Records from a collection
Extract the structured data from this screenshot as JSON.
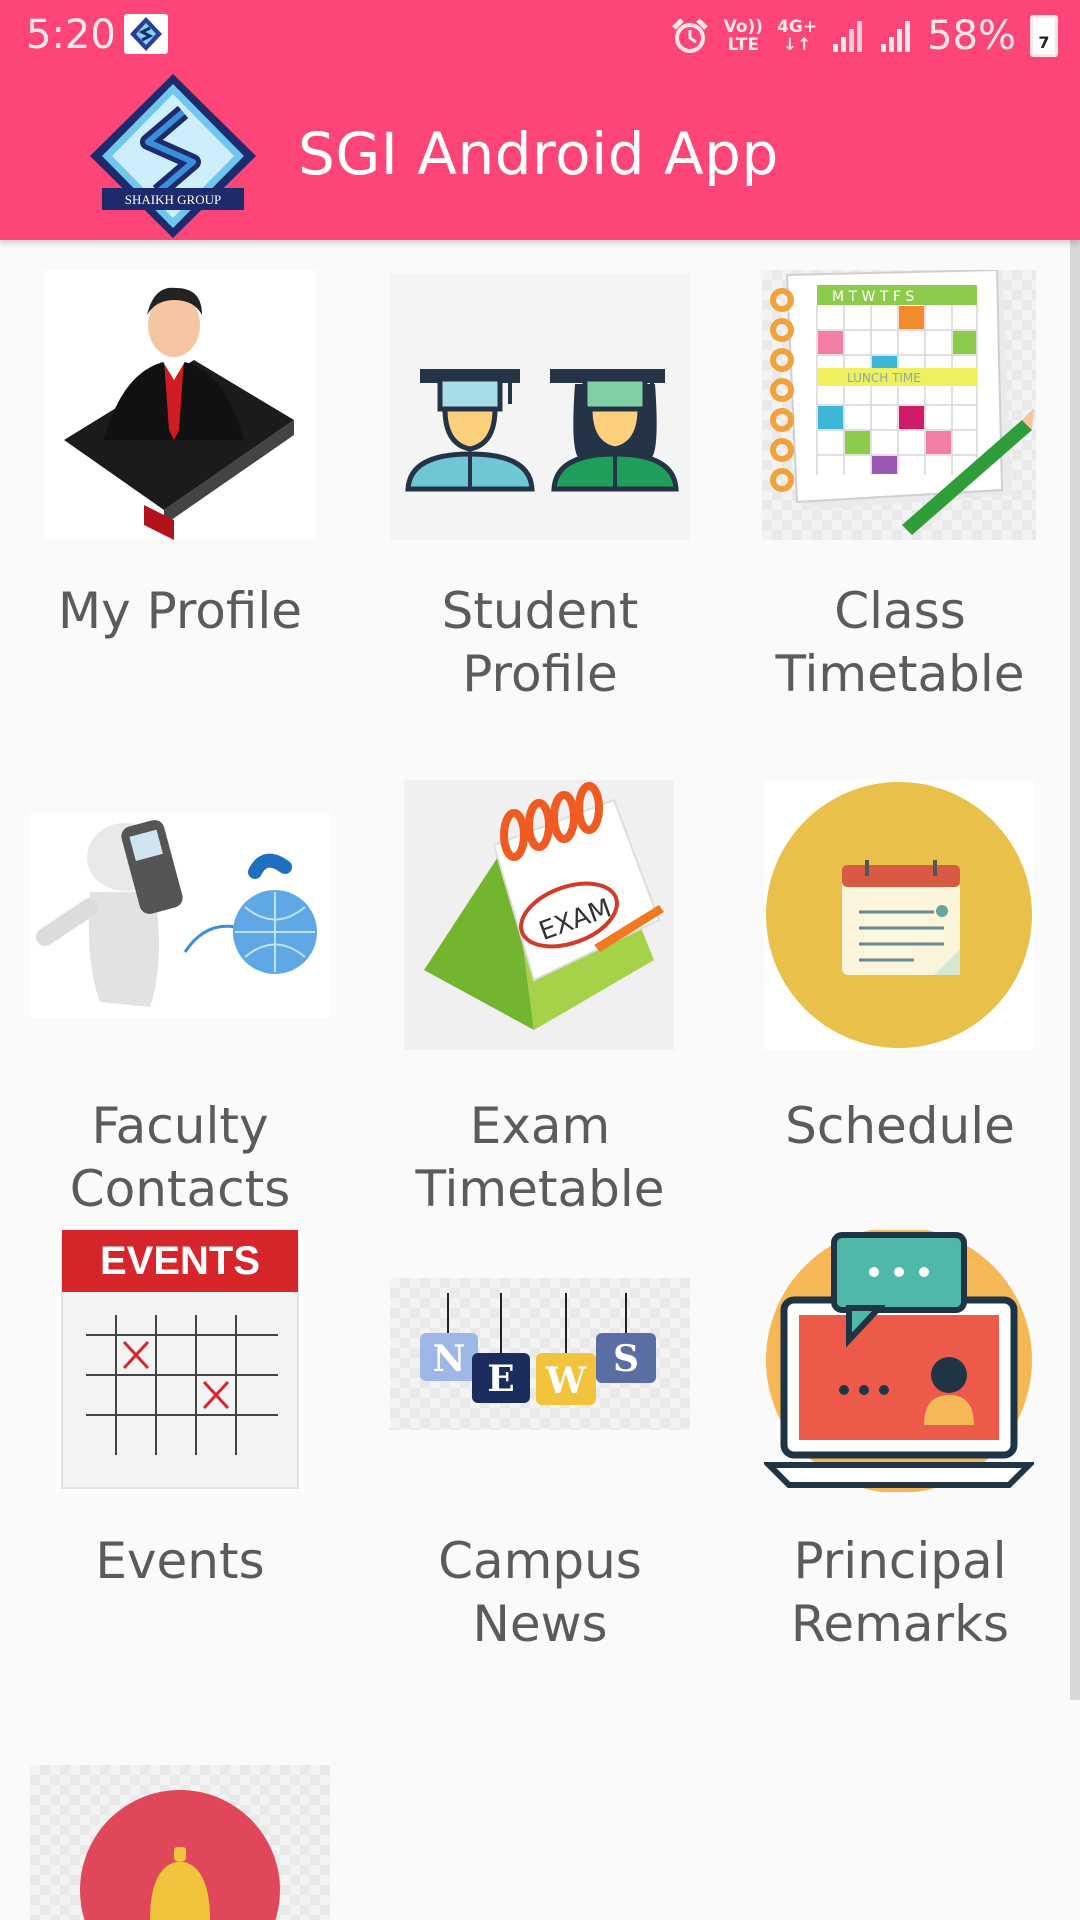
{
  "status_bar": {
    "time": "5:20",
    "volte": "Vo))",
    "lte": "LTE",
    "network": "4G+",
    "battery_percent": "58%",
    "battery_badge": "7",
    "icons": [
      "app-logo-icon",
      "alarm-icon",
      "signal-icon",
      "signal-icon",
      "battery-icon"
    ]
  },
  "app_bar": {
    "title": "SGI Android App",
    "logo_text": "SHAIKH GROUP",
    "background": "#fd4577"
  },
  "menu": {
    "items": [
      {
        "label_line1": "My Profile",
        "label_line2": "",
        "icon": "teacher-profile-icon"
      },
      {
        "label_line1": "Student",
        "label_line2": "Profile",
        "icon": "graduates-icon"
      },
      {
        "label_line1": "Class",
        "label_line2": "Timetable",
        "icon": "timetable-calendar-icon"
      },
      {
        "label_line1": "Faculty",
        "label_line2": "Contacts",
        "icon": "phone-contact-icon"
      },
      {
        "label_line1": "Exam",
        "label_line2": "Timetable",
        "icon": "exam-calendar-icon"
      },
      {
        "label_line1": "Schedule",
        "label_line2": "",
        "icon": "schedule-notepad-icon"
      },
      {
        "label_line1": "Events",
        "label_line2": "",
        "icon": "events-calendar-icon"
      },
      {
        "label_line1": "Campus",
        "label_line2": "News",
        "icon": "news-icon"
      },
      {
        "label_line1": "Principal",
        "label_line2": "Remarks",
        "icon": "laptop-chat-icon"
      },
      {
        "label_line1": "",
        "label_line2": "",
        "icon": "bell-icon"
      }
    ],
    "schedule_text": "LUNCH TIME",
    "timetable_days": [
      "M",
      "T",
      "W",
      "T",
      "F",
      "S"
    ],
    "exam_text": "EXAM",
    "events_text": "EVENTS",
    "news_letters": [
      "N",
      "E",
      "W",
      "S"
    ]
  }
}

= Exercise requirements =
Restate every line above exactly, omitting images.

= Task result =
Extract the structured data from this screenshot as JSON.
{
  "status_bar": {
    "time": "5:20",
    "volte": "Vo))",
    "lte": "LTE",
    "network": "4G+",
    "battery_percent": "58%",
    "battery_badge": "7",
    "icons": [
      "app-logo-icon",
      "alarm-icon",
      "signal-icon",
      "signal-icon",
      "battery-icon"
    ]
  },
  "app_bar": {
    "title": "SGI Android App",
    "logo_text": "SHAIKH GROUP",
    "background": "#fd4577"
  },
  "menu": {
    "items": [
      {
        "label_line1": "My Profile",
        "label_line2": "",
        "icon": "teacher-profile-icon"
      },
      {
        "label_line1": "Student",
        "label_line2": "Profile",
        "icon": "graduates-icon"
      },
      {
        "label_line1": "Class",
        "label_line2": "Timetable",
        "icon": "timetable-calendar-icon"
      },
      {
        "label_line1": "Faculty",
        "label_line2": "Contacts",
        "icon": "phone-contact-icon"
      },
      {
        "label_line1": "Exam",
        "label_line2": "Timetable",
        "icon": "exam-calendar-icon"
      },
      {
        "label_line1": "Schedule",
        "label_line2": "",
        "icon": "schedule-notepad-icon"
      },
      {
        "label_line1": "Events",
        "label_line2": "",
        "icon": "events-calendar-icon"
      },
      {
        "label_line1": "Campus",
        "label_line2": "News",
        "icon": "news-icon"
      },
      {
        "label_line1": "Principal",
        "label_line2": "Remarks",
        "icon": "laptop-chat-icon"
      },
      {
        "label_line1": "",
        "label_line2": "",
        "icon": "bell-icon"
      }
    ],
    "schedule_text": "LUNCH TIME",
    "timetable_days": [
      "M",
      "T",
      "W",
      "T",
      "F",
      "S"
    ],
    "exam_text": "EXAM",
    "events_text": "EVENTS",
    "news_letters": [
      "N",
      "E",
      "W",
      "S"
    ]
  }
}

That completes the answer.